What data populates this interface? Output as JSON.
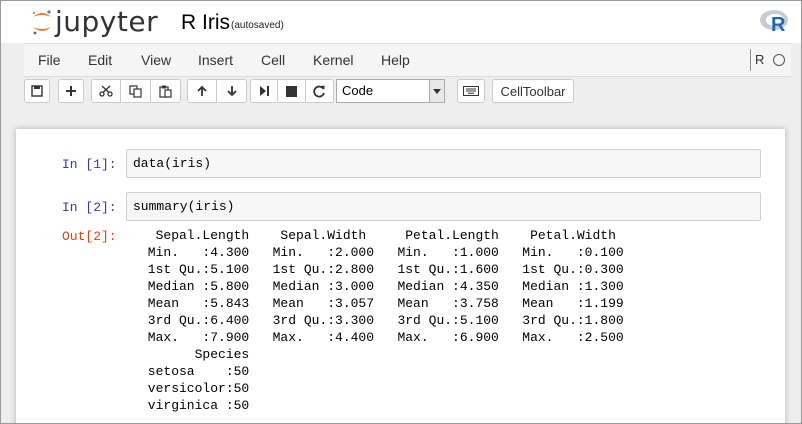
{
  "header": {
    "logo_text": "jupyter",
    "notebook_name": "R Iris",
    "autosave_status": "(autosaved)",
    "kernel_logo": "R"
  },
  "menubar": {
    "items": [
      "File",
      "Edit",
      "View",
      "Insert",
      "Cell",
      "Kernel",
      "Help"
    ],
    "kernel_indicator": "R"
  },
  "toolbar": {
    "cell_type": "Code",
    "celltoolbar_label": "CellToolbar",
    "icons": [
      "save-icon",
      "plus-icon",
      "scissors-icon",
      "copy-icon",
      "paste-icon",
      "arrow-up-icon",
      "arrow-down-icon",
      "run-icon",
      "stop-icon",
      "restart-icon",
      "keyboard-icon"
    ]
  },
  "cells": [
    {
      "prompt": "In [1]:",
      "source": "data(iris)"
    },
    {
      "prompt": "In [2]:",
      "source": "summary(iris)"
    }
  ],
  "output": {
    "prompt": "Out[2]:",
    "text": "  Sepal.Length    Sepal.Width     Petal.Length    Petal.Width   \n Min.   :4.300   Min.   :2.000   Min.   :1.000   Min.   :0.100  \n 1st Qu.:5.100   1st Qu.:2.800   1st Qu.:1.600   1st Qu.:0.300  \n Median :5.800   Median :3.000   Median :4.350   Median :1.300  \n Mean   :5.843   Mean   :3.057   Mean   :3.758   Mean   :1.199  \n 3rd Qu.:6.400   3rd Qu.:3.300   3rd Qu.:5.100   3rd Qu.:1.800  \n Max.   :7.900   Max.   :4.400   Max.   :6.900   Max.   :2.500  \n       Species  \n setosa    :50  \n versicolor:50  \n virginica :50  "
  },
  "colors": {
    "in_prompt": "#303F9F",
    "out_prompt": "#D84315",
    "logo_orange": "#F37626"
  }
}
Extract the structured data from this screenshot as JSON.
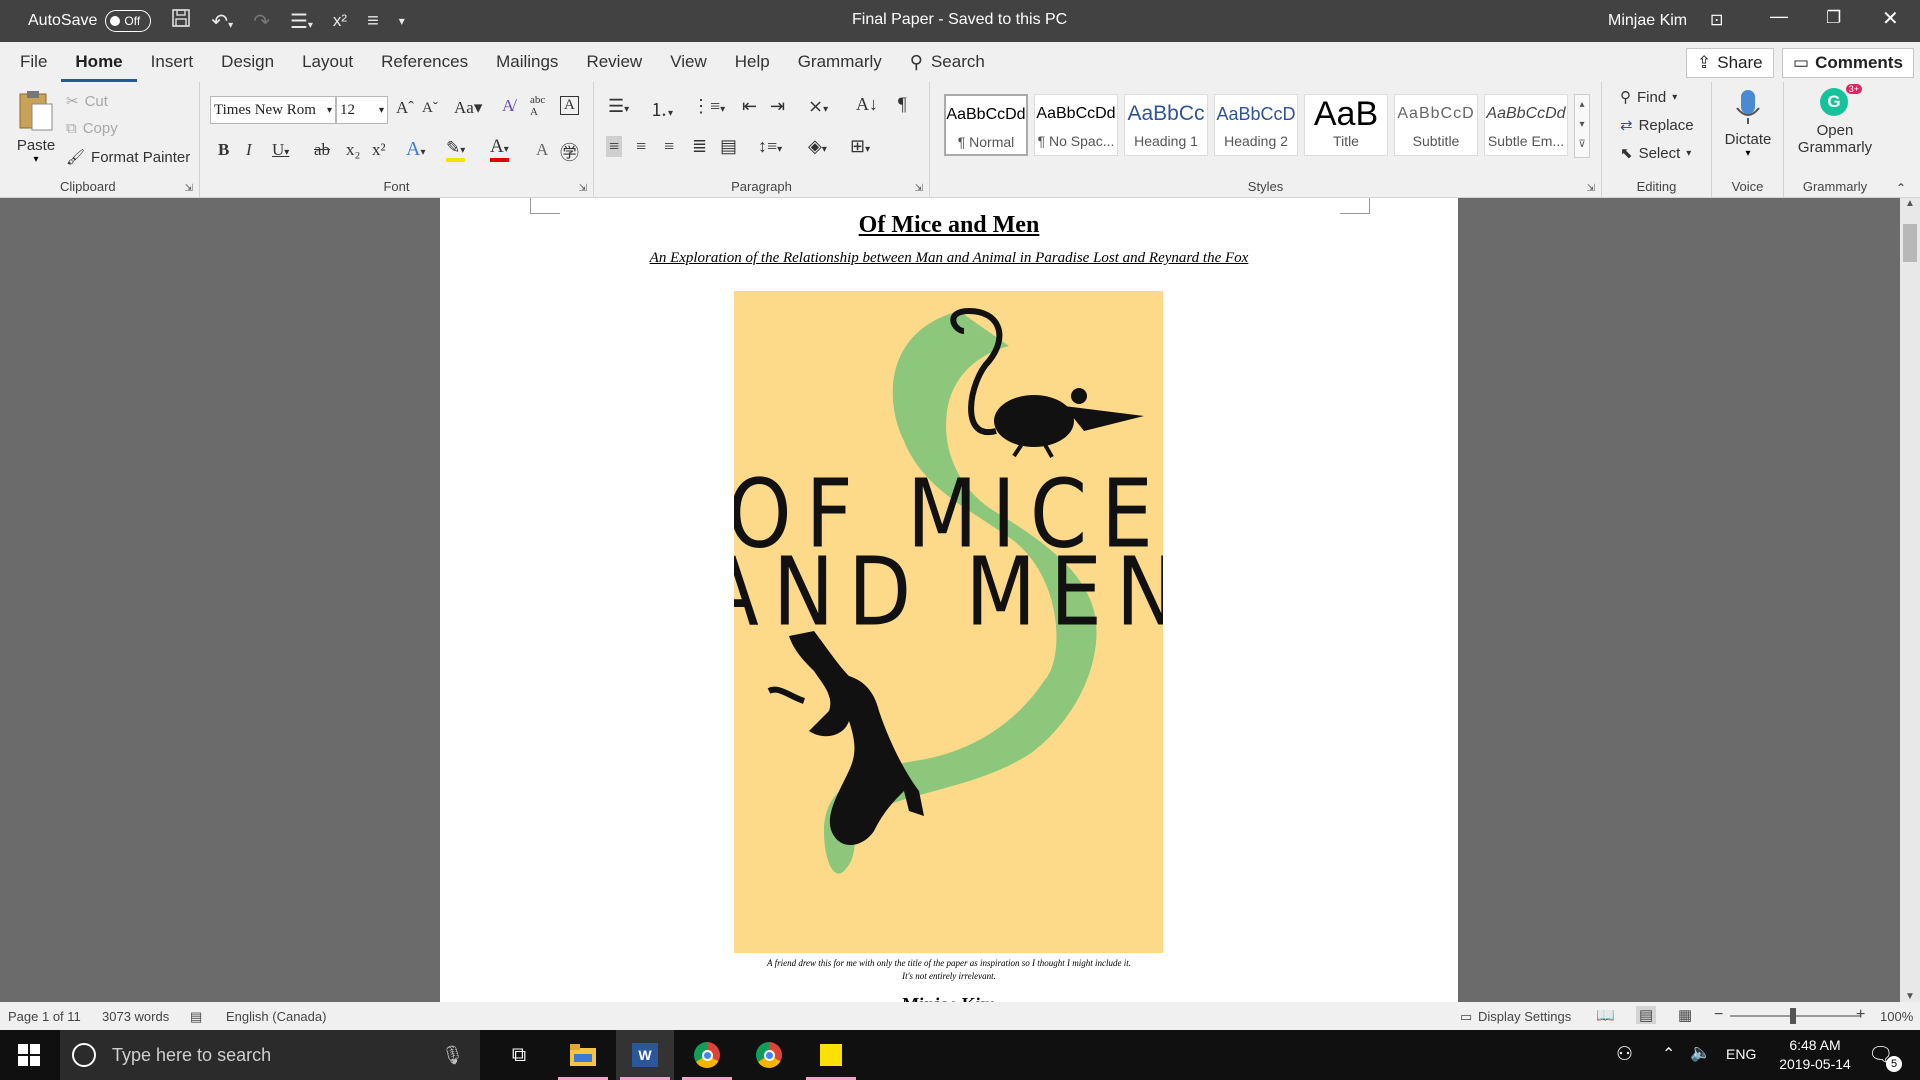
{
  "titlebar": {
    "autosave_label": "AutoSave",
    "autosave_state": "Off",
    "doc_title": "Final Paper",
    "save_status": "Saved to this PC",
    "user": "Minjae Kim"
  },
  "tabs": [
    "File",
    "Home",
    "Insert",
    "Design",
    "Layout",
    "References",
    "Mailings",
    "Review",
    "View",
    "Help",
    "Grammarly"
  ],
  "search_label": "Search",
  "share_label": "Share",
  "comments_label": "Comments",
  "clipboard": {
    "paste": "Paste",
    "cut": "Cut",
    "copy": "Copy",
    "format_painter": "Format Painter",
    "label": "Clipboard"
  },
  "font": {
    "name": "Times New Rom",
    "size": "12",
    "label": "Font"
  },
  "paragraph_label": "Paragraph",
  "styles": {
    "label": "Styles",
    "items": [
      {
        "preview": "AaBbCcDd",
        "name": "¶ Normal"
      },
      {
        "preview": "AaBbCcDd",
        "name": "¶ No Spac..."
      },
      {
        "preview": "AaBbCc",
        "name": "Heading 1"
      },
      {
        "preview": "AaBbCcD",
        "name": "Heading 2"
      },
      {
        "preview": "AaB",
        "name": "Title"
      },
      {
        "preview": "AaBbCcD",
        "name": "Subtitle"
      },
      {
        "preview": "AaBbCcDd",
        "name": "Subtle Em..."
      }
    ]
  },
  "editing": {
    "find": "Find",
    "replace": "Replace",
    "select": "Select",
    "label": "Editing"
  },
  "voice": {
    "dictate": "Dictate",
    "label": "Voice"
  },
  "grammarly": {
    "open_line1": "Open",
    "open_line2": "Grammarly",
    "badge": "3+",
    "label": "Grammarly"
  },
  "document": {
    "title": "Of Mice and Men",
    "subtitle": "An Exploration of the Relationship between Man and Animal in Paradise Lost and Reynard the Fox",
    "poster_line1": "OF MICE",
    "poster_line2": "AND MEN",
    "caption_line1": "A friend drew this for me with only the title of the paper as inspiration so I thought I might include it.",
    "caption_line2": "It's not entirely irrelevant.",
    "author_partial": "Minjae Kim"
  },
  "status": {
    "page": "Page 1 of 11",
    "words": "3073 words",
    "language": "English (Canada)",
    "display_settings": "Display Settings",
    "zoom": "100%"
  },
  "taskbar": {
    "search_placeholder": "Type here to search",
    "lang": "ENG",
    "time": "6:48 AM",
    "date": "2019-05-14",
    "notifications": "5"
  },
  "colors": {
    "poster_bg": "#fdd98a",
    "poster_green": "#8dc77b",
    "accent": "#2b579a"
  }
}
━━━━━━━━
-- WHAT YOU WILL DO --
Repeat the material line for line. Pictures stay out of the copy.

-- TASK RESPONSE --
What data populates this interface? Output as JSON.
{
  "header": {
    "logo_text": "jupyter",
    "notebook_name": "R Iris",
    "autosave_status": "(autosaved)",
    "kernel_logo": "R"
  },
  "menubar": {
    "items": [
      "File",
      "Edit",
      "View",
      "Insert",
      "Cell",
      "Kernel",
      "Help"
    ],
    "kernel_indicator": "R"
  },
  "toolbar": {
    "cell_type": "Code",
    "celltoolbar_label": "CellToolbar",
    "icons": [
      "save-icon",
      "plus-icon",
      "scissors-icon",
      "copy-icon",
      "paste-icon",
      "arrow-up-icon",
      "arrow-down-icon",
      "run-icon",
      "stop-icon",
      "restart-icon",
      "keyboard-icon"
    ]
  },
  "cells": [
    {
      "prompt": "In [1]:",
      "source": "data(iris)"
    },
    {
      "prompt": "In [2]:",
      "source": "summary(iris)"
    }
  ],
  "output": {
    "prompt": "Out[2]:",
    "text": "  Sepal.Length    Sepal.Width     Petal.Length    Petal.Width   \n Min.   :4.300   Min.   :2.000   Min.   :1.000   Min.   :0.100  \n 1st Qu.:5.100   1st Qu.:2.800   1st Qu.:1.600   1st Qu.:0.300  \n Median :5.800   Median :3.000   Median :4.350   Median :1.300  \n Mean   :5.843   Mean   :3.057   Mean   :3.758   Mean   :1.199  \n 3rd Qu.:6.400   3rd Qu.:3.300   3rd Qu.:5.100   3rd Qu.:1.800  \n Max.   :7.900   Max.   :4.400   Max.   :6.900   Max.   :2.500  \n       Species  \n setosa    :50  \n versicolor:50  \n virginica :50  "
  },
  "colors": {
    "in_prompt": "#303F9F",
    "out_prompt": "#D84315",
    "logo_orange": "#F37626"
  }
}
Extract the structured data from this screenshot as JSON.
{
  "titlebar": {
    "autosave_label": "AutoSave",
    "autosave_state": "Off",
    "doc_title": "Final Paper",
    "save_status": "Saved to this PC",
    "user": "Minjae Kim"
  },
  "tabs": [
    "File",
    "Home",
    "Insert",
    "Design",
    "Layout",
    "References",
    "Mailings",
    "Review",
    "View",
    "Help",
    "Grammarly"
  ],
  "search_label": "Search",
  "share_label": "Share",
  "comments_label": "Comments",
  "clipboard": {
    "paste": "Paste",
    "cut": "Cut",
    "copy": "Copy",
    "format_painter": "Format Painter",
    "label": "Clipboard"
  },
  "font": {
    "name": "Times New Rom",
    "size": "12",
    "label": "Font"
  },
  "paragraph_label": "Paragraph",
  "styles": {
    "label": "Styles",
    "items": [
      {
        "preview": "AaBbCcDd",
        "name": "¶ Normal"
      },
      {
        "preview": "AaBbCcDd",
        "name": "¶ No Spac..."
      },
      {
        "preview": "AaBbCc",
        "name": "Heading 1"
      },
      {
        "preview": "AaBbCcD",
        "name": "Heading 2"
      },
      {
        "preview": "AaB",
        "name": "Title"
      },
      {
        "preview": "AaBbCcD",
        "name": "Subtitle"
      },
      {
        "preview": "AaBbCcDd",
        "name": "Subtle Em..."
      }
    ]
  },
  "editing": {
    "find": "Find",
    "replace": "Replace",
    "select": "Select",
    "label": "Editing"
  },
  "voice": {
    "dictate": "Dictate",
    "label": "Voice"
  },
  "grammarly": {
    "open_line1": "Open",
    "open_line2": "Grammarly",
    "badge": "3+",
    "label": "Grammarly"
  },
  "document": {
    "title": "Of Mice and Men",
    "subtitle": "An Exploration of the Relationship between Man and Animal in Paradise Lost and Reynard the Fox",
    "poster_line1": "OF MICE",
    "poster_line2": "AND MEN",
    "caption_line1": "A friend drew this for me with only the title of the paper as inspiration so I thought I might include it.",
    "caption_line2": "It's not entirely irrelevant.",
    "author_partial": "Minjae Kim"
  },
  "status": {
    "page": "Page 1 of 11",
    "words": "3073 words",
    "language": "English (Canada)",
    "display_settings": "Display Settings",
    "zoom": "100%"
  },
  "taskbar": {
    "search_placeholder": "Type here to search",
    "lang": "ENG",
    "time": "6:48 AM",
    "date": "2019-05-14",
    "notifications": "5"
  },
  "colors": {
    "poster_bg": "#fdd98a",
    "poster_green": "#8dc77b",
    "accent": "#2b579a"
  }
}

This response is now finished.